Americans pessimistic about the future health of the environment, survey finds
85 percent of respondents said global warming 'probably been happening' but only 38 percent 'extremely or very sure about it'
Most Americans are pessimistic about the state of the environment and want action taken to improve its health, according to a new national survey conducted by Stanford University's Woods Institute for the Environment.
Fifty-five percent of Americans surveyed said they expect the world's natural environment to be in worse shape in 10 years than it is now, and an additional 5 percent said the environment is currently in "poor" or "very poor" shape and will not improve, according to the survey.
"We refer to this group of 60 percent of Americans as 'pessimists,'" said Jon A. Krosnick, the Frederic O. Glover Professor of Humanities and Social Sciences at Stanford. This group closely resembles the overall American public in terms of gender, race, education and whether they live in an urban, suburban or rural setting, Krosnick added. When it comes to party affiliation, 67 percent of Democrats are pessimistic compared to 48 percent of Republicans. However, even a majority of Republicans share discontent about the health of the environment and human stewardship of it, researchers found.
The Stanford survey was done in collaboration with ABC News and Time magazine. Krosnick and ABC's Gary Langer designed the survey, which was conducted by telephone March 9-14 among a random national sample of 1,002 adults. The results have a margin of error of plus or minus 3 percentage points.
A striking 86 percent of those surveyed want President Bush, Congress, American businesses and/or the American public to do "a great deal" or "a lot" to improve the health of the environment during the next year. This call to action is bipartisan, with 94 percent of Democrats and 76 percent of Republicans urging environmental improvements. The proportion of people wanting a great deal or a lot of effort did not vary according to gender, age, race, education or residence in an urban, suburban or rural place.
Only 21 percent of Americans approve of the way President Bush is handling environmental issues, while 53 percent disapprove and 25 percent neither approve nor disapprove. As expected, approval is much lower—a mere 5 percent—among Democrats, while 47 percent of Republicans approve of the president's performance. Approval of Congress and U.S. businesses is no higher—15 percent and 21 percent, respectively. Overall blame for poor and declining environmental conditions is frequently placed on American businesses and to a lesser degree on President Bush's policies, according to the survey.

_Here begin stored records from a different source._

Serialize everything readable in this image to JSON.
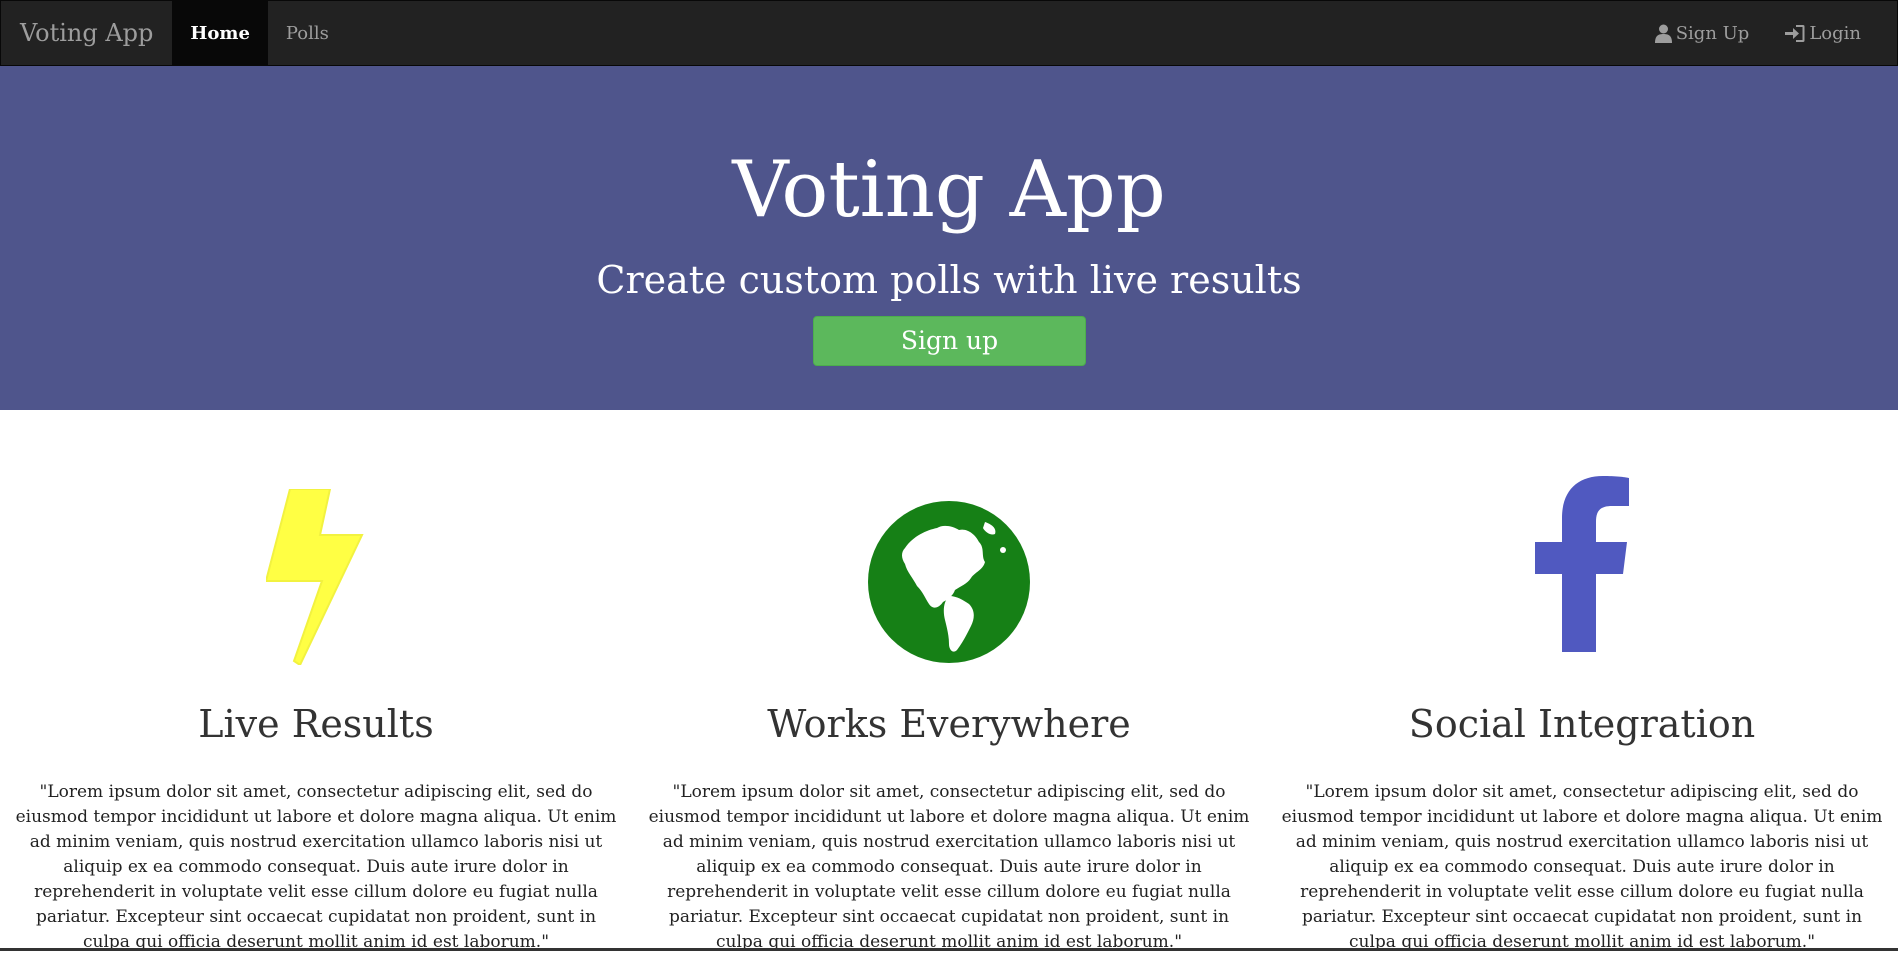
{
  "navbar": {
    "brand": "Voting App",
    "items": [
      {
        "label": "Home",
        "active": true
      },
      {
        "label": "Polls",
        "active": false
      }
    ],
    "right": [
      {
        "label": "Sign Up",
        "icon": "user-icon"
      },
      {
        "label": "Login",
        "icon": "login-icon"
      }
    ]
  },
  "hero": {
    "title": "Voting App",
    "subtitle": "Create custom polls with live results",
    "button_label": "Sign up",
    "background_color": "#4f558c",
    "button_color": "#5cb85c"
  },
  "features": [
    {
      "title": "Live Results",
      "icon": "lightning-bolt-icon",
      "icon_color": "#ffff44",
      "text": "\"Lorem ipsum dolor sit amet, consectetur adipiscing elit, sed do eiusmod tempor incididunt ut labore et dolore magna aliqua. Ut enim ad minim veniam, quis nostrud exercitation ullamco laboris nisi ut aliquip ex ea commodo consequat. Duis aute irure dolor in reprehenderit in voluptate velit esse cillum dolore eu fugiat nulla pariatur. Excepteur sint occaecat cupidatat non proident, sunt in culpa qui officia deserunt mollit anim id est laborum.\""
    },
    {
      "title": "Works Everywhere",
      "icon": "globe-icon",
      "icon_color": "#168016",
      "text": "\"Lorem ipsum dolor sit amet, consectetur adipiscing elit, sed do eiusmod tempor incididunt ut labore et dolore magna aliqua. Ut enim ad minim veniam, quis nostrud exercitation ullamco laboris nisi ut aliquip ex ea commodo consequat. Duis aute irure dolor in reprehenderit in voluptate velit esse cillum dolore eu fugiat nulla pariatur. Excepteur sint occaecat cupidatat non proident, sunt in culpa qui officia deserunt mollit anim id est laborum.\""
    },
    {
      "title": "Social Integration",
      "icon": "facebook-icon",
      "icon_color": "#5059c0",
      "text": "\"Lorem ipsum dolor sit amet, consectetur adipiscing elit, sed do eiusmod tempor incididunt ut labore et dolore magna aliqua. Ut enim ad minim veniam, quis nostrud exercitation ullamco laboris nisi ut aliquip ex ea commodo consequat. Duis aute irure dolor in reprehenderit in voluptate velit esse cillum dolore eu fugiat nulla pariatur. Excepteur sint occaecat cupidatat non proident, sunt in culpa qui officia deserunt mollit anim id est laborum.\""
    }
  ]
}
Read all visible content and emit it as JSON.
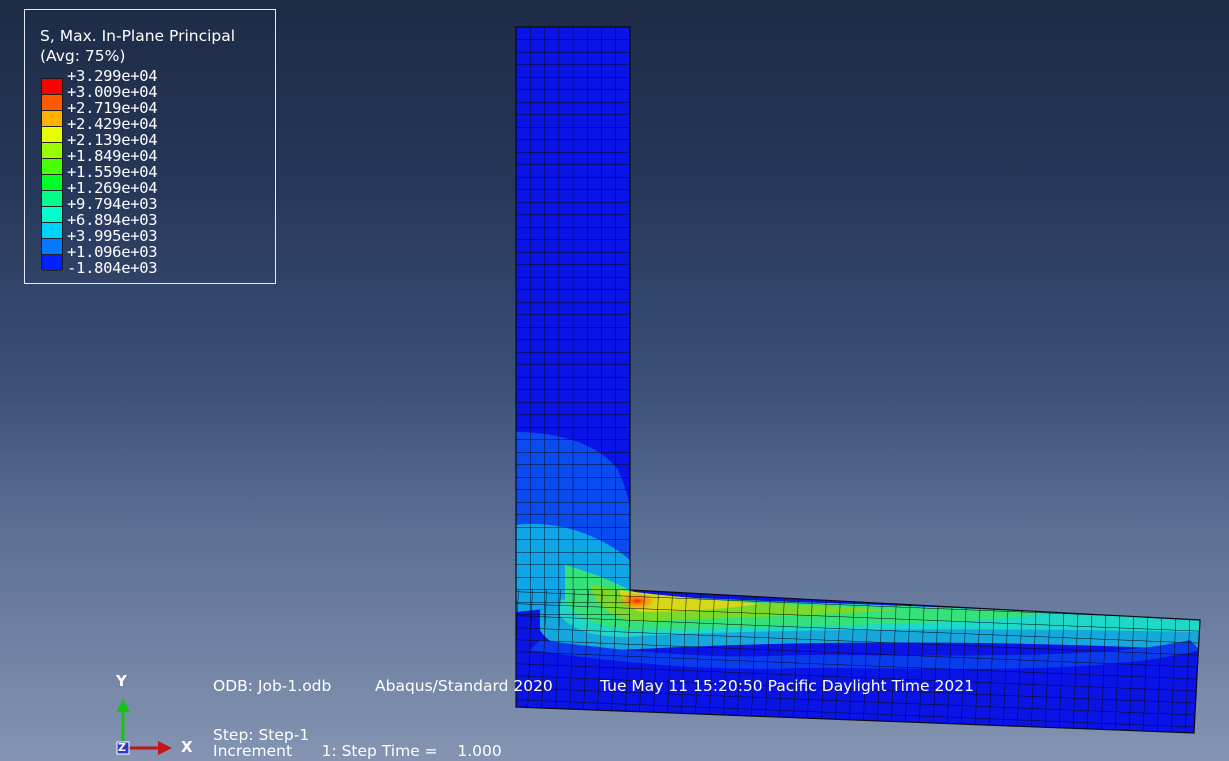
{
  "legend": {
    "title_line1": "S, Max. In-Plane Principal",
    "title_line2": "(Avg: 75%)",
    "values": [
      "+3.299e+04",
      "+3.009e+04",
      "+2.719e+04",
      "+2.429e+04",
      "+2.139e+04",
      "+1.849e+04",
      "+1.559e+04",
      "+1.269e+04",
      "+9.794e+03",
      "+6.894e+03",
      "+3.995e+03",
      "+1.096e+03",
      "-1.804e+03"
    ],
    "colors": [
      "#ff0000",
      "#ff5a00",
      "#ffb300",
      "#e8ff00",
      "#9cff00",
      "#46ff00",
      "#00ff2a",
      "#00ff8a",
      "#00ffcf",
      "#00d2ff",
      "#0078ff",
      "#0020ff"
    ]
  },
  "info": {
    "odb": "ODB: Job-1.odb",
    "solver": "Abaqus/Standard 2020",
    "date": "Tue May 11 15:20:50 Pacific Daylight Time 2021",
    "step": "Step: Step-1",
    "increment": "Increment      1: Step Time =    1.000"
  },
  "triad": {
    "y_label": "Y",
    "x_label": "X",
    "z_label": "Z"
  }
}
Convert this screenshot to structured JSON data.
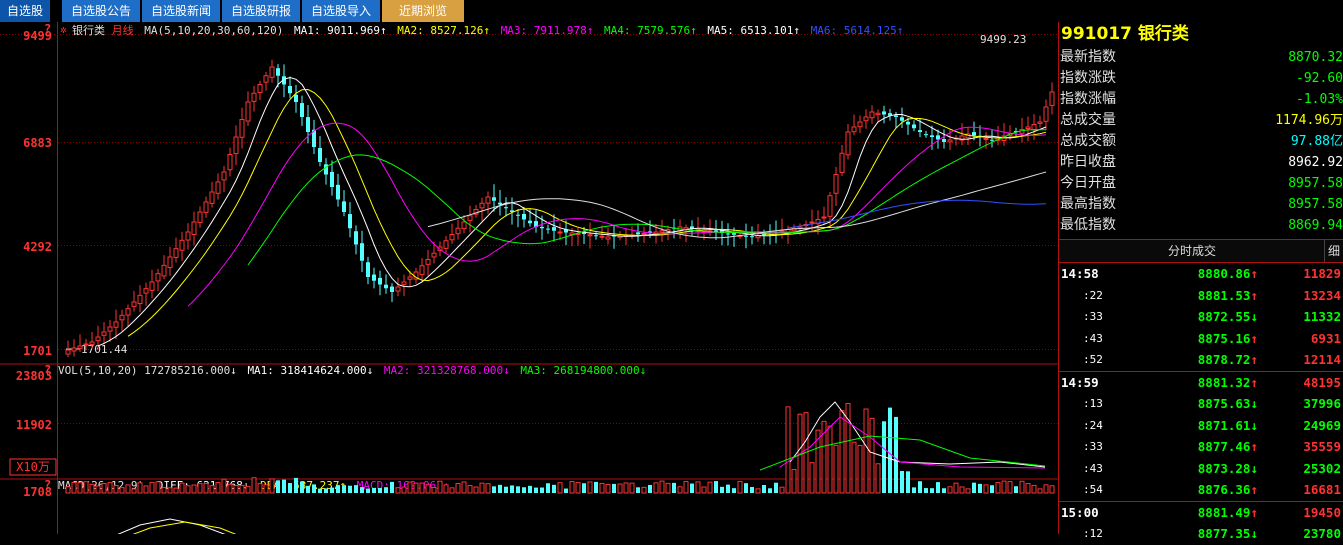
{
  "tabs": [
    {
      "label": "自选股",
      "bg": "#0c55a8"
    },
    {
      "label": "自选股公告",
      "bg": "#1e6dc7"
    },
    {
      "label": "自选股新闻",
      "bg": "#1e6dc7"
    },
    {
      "label": "自选股研报",
      "bg": "#1e6dc7"
    },
    {
      "label": "自选股导入",
      "bg": "#1e6dc7"
    },
    {
      "label": "近期浏览",
      "bg": "#d8a040"
    }
  ],
  "main_header": {
    "name": "银行类",
    "period": "月线",
    "ma_set": "MA(5,10,20,30,60,120)",
    "ma": [
      {
        "label": "MA1: 9011.969↑",
        "color": "#ffffff"
      },
      {
        "label": "MA2: 8527.126↑",
        "color": "#ffff00"
      },
      {
        "label": "MA3: 7911.978↑",
        "color": "#ff00ff"
      },
      {
        "label": "MA4: 7579.576↑",
        "color": "#00ff00"
      },
      {
        "label": "MA5: 6513.101↑",
        "color": "#ffffff"
      },
      {
        "label": "MA6: 5614.125↑",
        "color": "#3050ff"
      }
    ]
  },
  "price_axis": [
    "9499",
    "6883",
    "4292",
    "1701"
  ],
  "annotations": {
    "high": "9499.23",
    "low": "1701.44"
  },
  "vol_header": {
    "label": "VOL(5,10,20) 172785216.000↓",
    "ma": [
      {
        "label": "MA1: 318414624.000↓",
        "color": "#ffffff"
      },
      {
        "label": "MA2: 321328768.000↓",
        "color": "#ff00ff"
      },
      {
        "label": "MA3: 268194800.000↓",
        "color": "#00ff00"
      }
    ]
  },
  "vol_axis": [
    "23803",
    "11902"
  ],
  "vol_unit": "X10万",
  "macd_header": {
    "label": "MACD(26,12,9)",
    "items": [
      {
        "label": "DIFF: 621.768↓",
        "color": "#ffffff"
      },
      {
        "label": "DEA: 537.237↑",
        "color": "#ffff00"
      },
      {
        "label": "MACD: 169.062↓",
        "color": "#ff00ff"
      }
    ]
  },
  "macd_axis": [
    "1708"
  ],
  "colors": {
    "up": "#ff3232",
    "down": "#54ffff",
    "grid": "#8a0000",
    "axis": "#ff3232"
  },
  "quote": {
    "code": "991017",
    "name": "银行类",
    "rows": [
      {
        "label": "最新指数",
        "value": "8870.32",
        "color": "#00ff00"
      },
      {
        "label": "指数涨跌",
        "value": "-92.60",
        "color": "#00ff00"
      },
      {
        "label": "指数涨幅",
        "value": "-1.03%",
        "color": "#00ff00"
      },
      {
        "label": "总成交量",
        "value": "1174.96万",
        "color": "#ffff00"
      },
      {
        "label": "总成交额",
        "value": "97.88亿",
        "color": "#00ffff"
      },
      {
        "label": "昨日收盘",
        "value": "8962.92",
        "color": "#ffffff"
      },
      {
        "label": "今日开盘",
        "value": "8957.58",
        "color": "#00ff00"
      },
      {
        "label": "最高指数",
        "value": "8957.58",
        "color": "#00ff00"
      },
      {
        "label": "最低指数",
        "value": "8869.94",
        "color": "#00ff00"
      }
    ]
  },
  "trades": {
    "header": "分时成交",
    "button": "细",
    "rows": [
      {
        "time": "14:58",
        "price": "8880.86",
        "dir": "↑",
        "vol": "11829",
        "major": true
      },
      {
        "time": ":22",
        "price": "8881.53",
        "dir": "↑",
        "vol": "13234"
      },
      {
        "time": ":33",
        "price": "8872.55",
        "dir": "↓",
        "vol": "11332"
      },
      {
        "time": ":43",
        "price": "8875.16",
        "dir": "↑",
        "vol": "6931"
      },
      {
        "time": ":52",
        "price": "8878.72",
        "dir": "↑",
        "vol": "12114"
      },
      {
        "time": "14:59",
        "price": "8881.32",
        "dir": "↑",
        "vol": "48195",
        "major": true
      },
      {
        "time": ":13",
        "price": "8875.63",
        "dir": "↓",
        "vol": "37996"
      },
      {
        "time": ":24",
        "price": "8871.61",
        "dir": "↓",
        "vol": "24969"
      },
      {
        "time": ":33",
        "price": "8877.46",
        "dir": "↑",
        "vol": "35559"
      },
      {
        "time": ":43",
        "price": "8873.28",
        "dir": "↓",
        "vol": "25302"
      },
      {
        "time": ":54",
        "price": "8876.36",
        "dir": "↑",
        "vol": "16681"
      },
      {
        "time": "15:00",
        "price": "8881.49",
        "dir": "↑",
        "vol": "19450",
        "major": true
      },
      {
        "time": ":12",
        "price": "8877.35",
        "dir": "↓",
        "vol": "23780"
      }
    ]
  }
}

On the issue of climate change, 85 percent of respondents said that global warming "has probably been happening," but only 38 percent are "extremely or very sure about it." When asked how important the issue of global warming is to them personally, 49 percent said "extremely" or "very," 32 percent said "somewhat," and 18 percent responded "not too" or "not at all."
A majority of respondents said the government should require auto manufacturers to build more fuel-efficient cars (45 percent) or encourage them with tax incentives (40 percent). Sixty-one percent said that government should require power plants to reduce greenhouse gas emissions, while 21 percent favored industry tax incentives.
Pessimism about the health of the natural environment is strongly related to beliefs about global warming, the survey found. Among the 69 percent of Americans who are at least somewhat sure that global warming has been happening and believe that it will have at least somewhat serious effects if unchecked, 70 percent are pessimistic about the environment in general. Among the 31 percent of Americans who are skeptical about the existence or damaging effects of global warming, only 37 percent are environmental pessimists.
"This survey is modeled after the national surveys measuring Americans' perceptions of the national economy, which yield the well-known national economic indicators," said Krosnick, a professor of communication, political science and, by courtesy, psychology. "It will give us an annual basis by which to track overall perceptions about the future of the environment, as well as attitudes about specific issues such as global climate change."
The survey is the first installment in what will become the Woods Institute's annual "America's Report Card on the Environment." A second survey, to be administered this fall, will look at a number of more specific environmental challenges and solutions.
The Woods Institute serves as the interdisciplinary hub for Stanford's campuswide Initiative for Environmental Sustainability. The institute co-directors are Jeffrey Koseff, professor of civil and environmental engineering, and Barton "Buzz" Thompson Jr., the Robert E. Paradise Professor of Natural Resources Law. More than 250 members of the Stanford faculty are involved in research, teaching and leadership around environmental issues.
Data from the national survey on the environment are available at http://environment.stanford.edu.